======== Given data

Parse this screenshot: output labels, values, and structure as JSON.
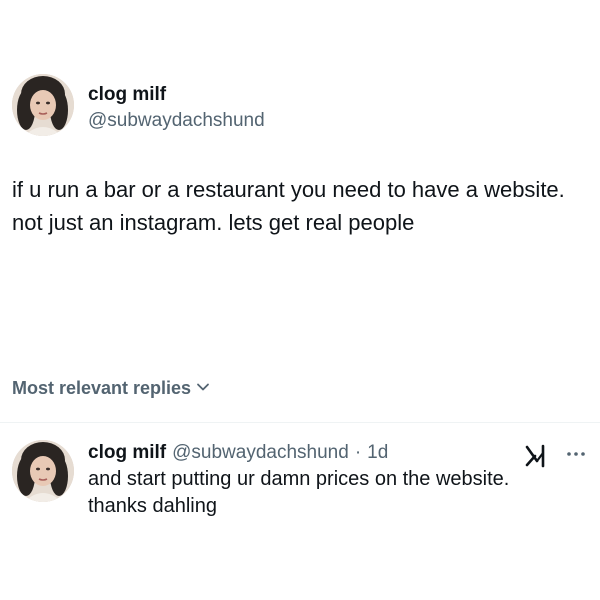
{
  "tweet": {
    "author": {
      "display_name": "clog milf",
      "handle": "@subwaydachshund"
    },
    "text": "if u run a bar or a restaurant you need to have a website. not just an instagram. lets get real people"
  },
  "replies_section": {
    "sort_label": "Most relevant replies"
  },
  "reply": {
    "author": {
      "display_name": "clog milf",
      "handle": "@subwaydachshund"
    },
    "separator": "·",
    "time": "1d",
    "text": "and start putting ur damn prices on the website. thanks dahling"
  },
  "icons": {
    "avatar": "avatar-photo",
    "chevron": "chevron-down-icon",
    "grok": "grok-icon",
    "more": "more-options-icon"
  }
}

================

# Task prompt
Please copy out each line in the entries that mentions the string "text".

# Output below
    "text": "if u run a bar or a restaurant you need to have a website. not just an instagram. lets get real people"
    "text": "and start putting ur damn prices on the website. thanks dahling"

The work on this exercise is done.